DALLAS, Texas — Israel has grown immensely in terms of social and economic influence as of late. Focus on foreign investment and resources has increased during the past few decades. The country approved a pipeline deal with Europe in August 2020 to use Tamar deposits to supply natural gas to the continent. With these changes, there is another area that has seen improvements: Israel’s agriculture.
Agricultural Growth in Israel
In terms of the economy, one of the most important areas of growth is agriculture. Considering that the country is partially desert and has an arid climate with brief periods of rain, one would assume that it would be difficult to grow crops efficiently. However, since 2012, the GDP of Israel’s agriculture has reached heights of 4600,00 ILS million and has consistently fluctuated around 3500,00 ILS million. While efforts of farming have had residents work to adapt around the natural setting, recent endeavors have focused on new methods of farming as well as technologies and deals that have led to the agricultural economy becoming even more prevalent.
Ways of Agriculture
Even before entering the global landscape, Israel used kibbutz, collective agricultural communities based on sharing resources and land, because of the lack of land and water for self-sustaining induvial farming. With the growth of Israel as a country, a lot of money has gone into exporting products from the country. But, more go into imports.
In 2019, $2,182 million went into agriculture exports while $6,786 million went into imports. With this, there is an incentive to focus on improving the produce and food sold within and outside the country. In 2019, the sales of Israeli Fast Moving Consumer Goods totaled more than $13 billion with $9 billion consisting of food in retail. Also, with exports, there is the concern whether a certain product will pass the standardization of other countries. This results in trade deficits in food and agriculture products as well as imports of grain and consumer-oriented agriculture products.
Processing food has risen to become a major part of the economy. According to International Trade Administration, the annual revenue in 2019 was around $18.6 billion and represented around 17% of the country’s revenue in manufacturing. A lot of the revenue is the result of Israeli companies working with multi-national food companies like Nestle and Pepsi Co.
Imports place agriculture in a tough spot considering that, while they are stable, they are outclassed by other industries due to natural inhibitions. So, focusing on improving practices with technology and working with other countries regarding agriculture makes sense. The rise of the tech industry and support by communities have made these efforts successful. This has been the direction the country has taken since around 4.3% of its overall GDP and 17% of the agricultural budget goes to research and development as well as cooperation between other farmers.
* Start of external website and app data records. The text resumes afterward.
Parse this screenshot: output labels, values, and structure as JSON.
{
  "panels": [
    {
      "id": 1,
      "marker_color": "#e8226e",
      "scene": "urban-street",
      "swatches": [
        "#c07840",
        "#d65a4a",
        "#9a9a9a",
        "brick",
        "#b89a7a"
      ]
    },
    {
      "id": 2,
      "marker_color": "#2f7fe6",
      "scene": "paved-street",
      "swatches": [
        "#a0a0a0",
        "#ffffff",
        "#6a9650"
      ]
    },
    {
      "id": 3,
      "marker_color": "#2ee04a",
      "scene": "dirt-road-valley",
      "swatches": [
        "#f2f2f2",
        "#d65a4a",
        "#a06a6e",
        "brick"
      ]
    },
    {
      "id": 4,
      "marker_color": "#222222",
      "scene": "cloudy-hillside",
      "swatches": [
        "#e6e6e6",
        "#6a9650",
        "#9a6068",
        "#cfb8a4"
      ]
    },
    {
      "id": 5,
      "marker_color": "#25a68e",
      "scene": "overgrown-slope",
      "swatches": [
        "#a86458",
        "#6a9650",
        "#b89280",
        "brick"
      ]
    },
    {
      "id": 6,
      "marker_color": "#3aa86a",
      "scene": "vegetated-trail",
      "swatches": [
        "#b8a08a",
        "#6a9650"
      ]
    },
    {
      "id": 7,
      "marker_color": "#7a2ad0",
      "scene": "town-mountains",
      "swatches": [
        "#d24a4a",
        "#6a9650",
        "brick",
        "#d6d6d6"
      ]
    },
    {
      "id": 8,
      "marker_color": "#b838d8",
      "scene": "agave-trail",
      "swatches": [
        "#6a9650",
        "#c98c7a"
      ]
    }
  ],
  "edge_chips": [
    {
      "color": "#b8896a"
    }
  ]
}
Many companies and startups have begun investing in technology and creating new ways to ensure the growth of the industry. For example, the company Tevel has invested in the use of drones to harvest fruit. The founder, Yaniv Maor, also plans to use this technology to assist in labor shortages and to capitalize on the short period of harvesting each year.
Alongside the rise of tech companies, there has also been the creation of an innovation center. Located near the community of Ashalim in the Ramat Negev region, the planning and opening of the center had $5 million in funding. The company Arieli Capital has worked with the local Ramat Negev Regional Council and Ramat Negev Industries. One of the first projects will be an agriculture tech (agtech) center with an accelerator program to ensure that a fast-paced environment of new technology will be created and sustained. This will also allow innovators to have access to experts in the field and other research and development areas.
Recently, the country signed the first cooperation agreement with the United Arab Emirates since the Abraham Accords. The UAE has a similar climate to Israel with imports making up around 80% of the food in the country. New tech and partnerships are necessary for the UAE if it wants to ensure proficiency. It doesn’t help that food transport cost has increased. The pandemic has further complicated these deals. However, this allows Israel to work with UAE to both improve its situation and the general relations between the two countries.
Companies like Vertical Field and Netafim have also signed agreements beforehand to allow the use of their technology in the UAE. The fact that multiple companies can invest in different avenues is a sign of the effectiveness of technology in assisting the improvement of Israeli agriculture.
India has also been a consistent collaborator regarding agriculture. The two countries signed a three-year agreement this year for further development of agriculture. The Centre for Cellular and Molecular Platforms (C-Camp) has organized an Agri Grand Challenge to address issues in the Indian sector of farming. The agreement looks to find new technology to “enhance the shelf life of produce” and minimize losses from outside issues. One of these is the white stem borer infestation that has affected coffee crops immensely.
The collaboration of the two countries will bring forth new ways of combating prevalent obstacles. An issue in Israel can be solved in India, and vice versa. The benefits of a cultural and shared relationship can reap massive rewards if properly managed and cared for.
Between the technology and deals with foreign nations, Israel’s agriculture has managed to set itself up to grow past its limitations. The country is now in a position to ensure the continual growth of its industry in ways that will provide stability. Modernization can help foreign countries when under the control and direction of the government and citizens who benefit from the changes. It also ensures that the new technology is shared with other countries that have similar issues.
– John Dunkerley